This document makes technical corrections to the Department of Labor's Best Interest Contract Exemption, which was published in the Federal Register on April 8, 2016. The Best Interest Contract Exemption allows certain persons that are fiduciaries under the Employee Retirement Income Security Act of 1974 (ERISA) or the Internal Revenue Code (the Code), or both, by reason of providing investment advice, to receive compensation that may otherwise be prohibited. The corrections in this document fix typographical errors, make minor clarifications to provisions that might otherwise be confusing, and confirm insurers' broad eligibility to rely on the exemption, consistent with the exemption's clearly intended scope and the analysis and data relied upon in the Department's final regulatory impact analysis (RIA).
Class Exemption for Principal Transactions in Certain Assets Between Investment Advice Fiduciaries and Employee Benefit Plans and IRAs; Correction
This document makes technical corrections to the Department of Labor's Class Exemption for Principal Transactions in Certain Assets between Investment Advice Fiduciaries and Employee Benefit Plans and IRAs (Principal Transactions Exemption), which was published in the Federal Register on April 8, 2016. The Principal Transactions Exemption permits principal transactions and riskless principal transactions in certain investments between a plan, plan participant or beneficiary account, or an IRA, and a fiduciary that provides investment advice to the plan or IRA, under conditions to safeguard the interests of these investors. The corrections either fix typographical errors or make minor clarifications to provisions that might otherwise be confusing.
Department of Labor Federal Civil Penalties Inflation Adjustment Act Catch-Up Adjustments

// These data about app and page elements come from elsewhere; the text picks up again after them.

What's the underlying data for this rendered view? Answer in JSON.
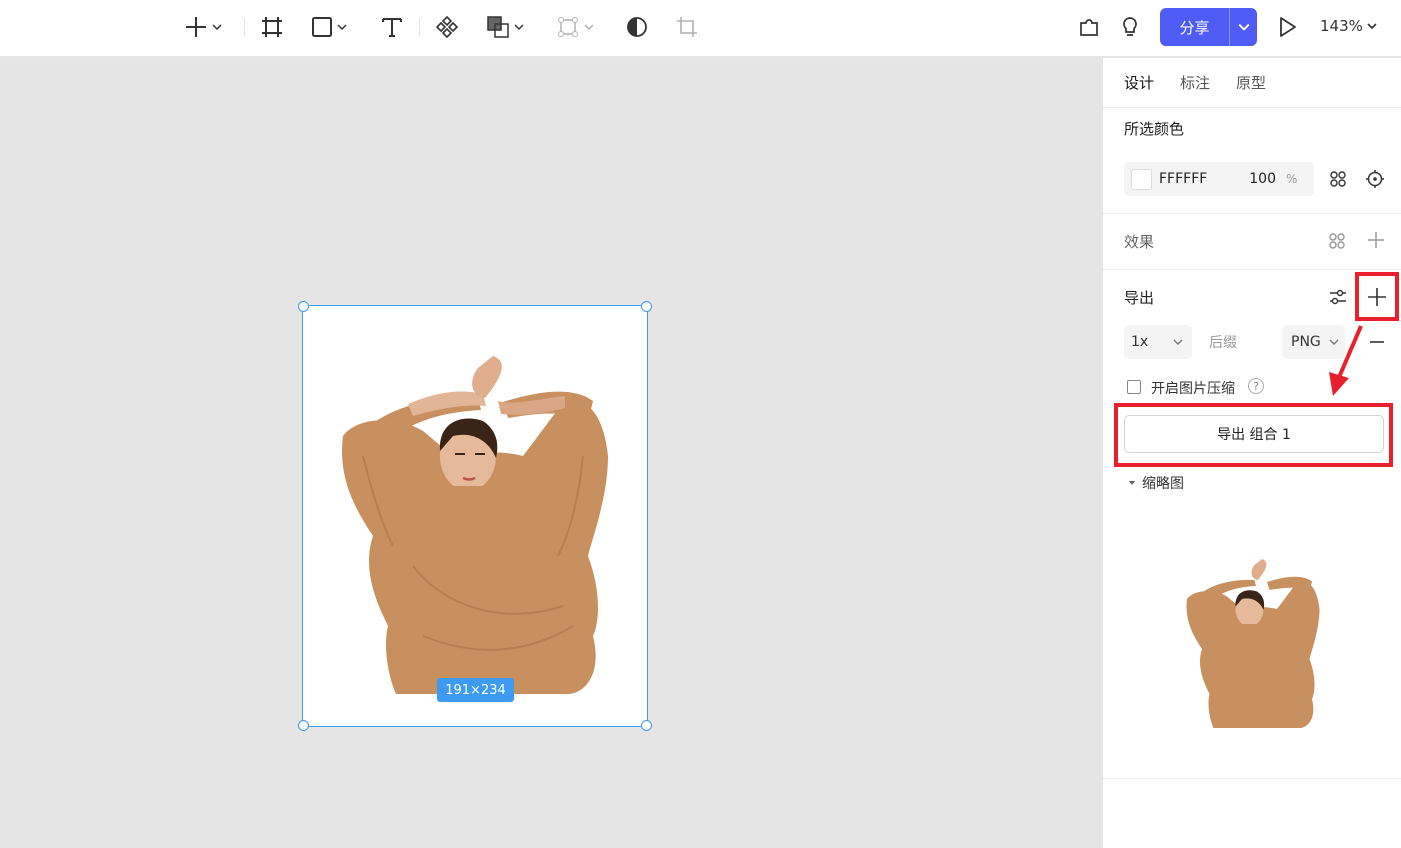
{
  "toolbar": {
    "tools": [
      "add-icon",
      "frame-icon",
      "rectangle-icon",
      "text-icon",
      "component-icon",
      "boolean-icon",
      "path-icon",
      "mask-icon",
      "crop-icon"
    ],
    "share_label": "分享",
    "zoom_label": "143%"
  },
  "canvas": {
    "size_badge": "191×234"
  },
  "panel": {
    "tabs": [
      {
        "label": "设计",
        "active": true
      },
      {
        "label": "标注",
        "active": false
      },
      {
        "label": "原型",
        "active": false
      }
    ],
    "selected_color": {
      "title": "所选颜色",
      "hex": "FFFFFF",
      "opacity": "100",
      "percent": "%"
    },
    "effects": {
      "title": "效果"
    },
    "export": {
      "title": "导出",
      "scale": "1x",
      "suffix_placeholder": "后缀",
      "format": "PNG",
      "compress_label": "开启图片压缩",
      "help_glyph": "?",
      "button_label": "导出 组合 1"
    },
    "thumbnail": {
      "title": "缩略图"
    }
  },
  "colors": {
    "accent": "#4f5bf5",
    "selection": "#3d9bf3",
    "highlight": "#e8202e",
    "sweater": "#c8905f"
  }
}
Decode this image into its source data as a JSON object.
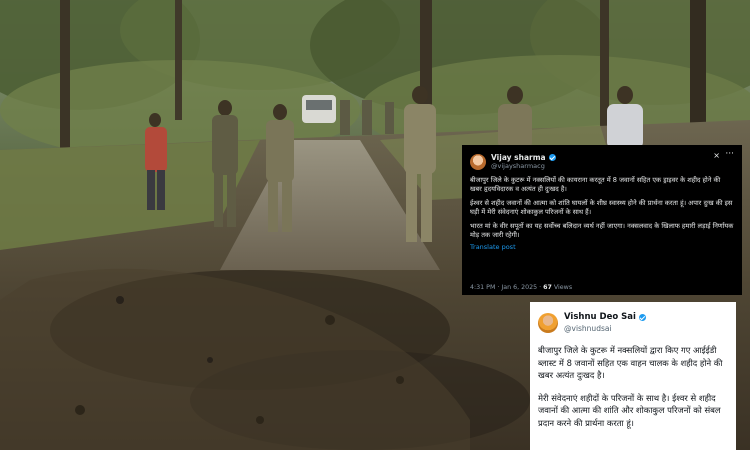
{
  "photo": {
    "description_icon": "forest-road-scene"
  },
  "tweet_dark": {
    "name": "Vijay sharma",
    "handle": "@vijaysharmacg",
    "close": "×",
    "more": "···",
    "paragraphs": [
      "बीजापुर जिले के कुटरू में नक्सलियों की कायराना करतूत में 8 जवानों सहित एक ड्राइवर के शहीद होने की खबर हृदयविदारक व अत्यंत ही दुःखद है।",
      "ईश्वर से शहीद जवानों की आत्मा को शांति घायलों के शीघ्र स्वास्थ्य होने की प्रार्थना करता हूं। अपार दुःख की इस घड़ी में मेरी संवेदनाएं शोकाकुल परिजनों के साथ हैं।",
      "भारत मां के वीर सपूतों का यह सर्वोच्च बलिदान व्यर्थ नहीं जाएगा। नक्सलवाद के खिलाफ हमारी लड़ाई निर्णायक मोड़ तक जारी रहेगी।"
    ],
    "translate": "Translate post",
    "time": "4:31 PM · Jan 6, 2025 · ",
    "views": "67",
    "views_label": " Views",
    "colors": {
      "bg": "#000000",
      "text": "#e7e9ea",
      "muted": "#8b98a5",
      "link": "#1d9bf0"
    }
  },
  "tweet_light": {
    "name": "Vishnu Deo Sai",
    "handle": "@vishnudsai",
    "paragraphs": [
      "बीजापुर जिले के कुटरू में नक्सलियों द्वारा किए गए आईईडी ब्लास्ट में 8 जवानों सहित एक वाहन चालक के शहीद होने की खबर अत्यंत दुःखद है।",
      "मेरी संवेदनाएं शहीदों के परिजनों के साथ है। ईश्वर से शहीद जवानों की आत्मा की शांति और शोकाकुल परिजनों को संबल प्रदान करने की प्रार्थना करता हूं।"
    ],
    "colors": {
      "bg": "#ffffff",
      "text": "#0f1419",
      "muted": "#536471",
      "verified": "#1d9bf0"
    }
  }
}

The U.S. Department of Labor is issuing this interim final rule to adjust the amounts of civil penalties assessed or enforced in its regulations. The Federal Civil Penalties Inflation Adjustment Act of 1990 as amended by the Federal Civil Penalties Inflation Adjustment Act Improvements Act of 2015 (Inflation Adjustment Act) requires agencies to adjust the levels of civil monetary penalties with an initial catch-up adjustment, followed by annual adjustments for inflation. The Department is required to calculate the catch-up and subsequent annual adjustments based on the Consumer Price Index for all Urban Consumers. The Department must publish the interim final rule by July 1, 2016, and the new penalty levels are effective no later than August 1, 2016.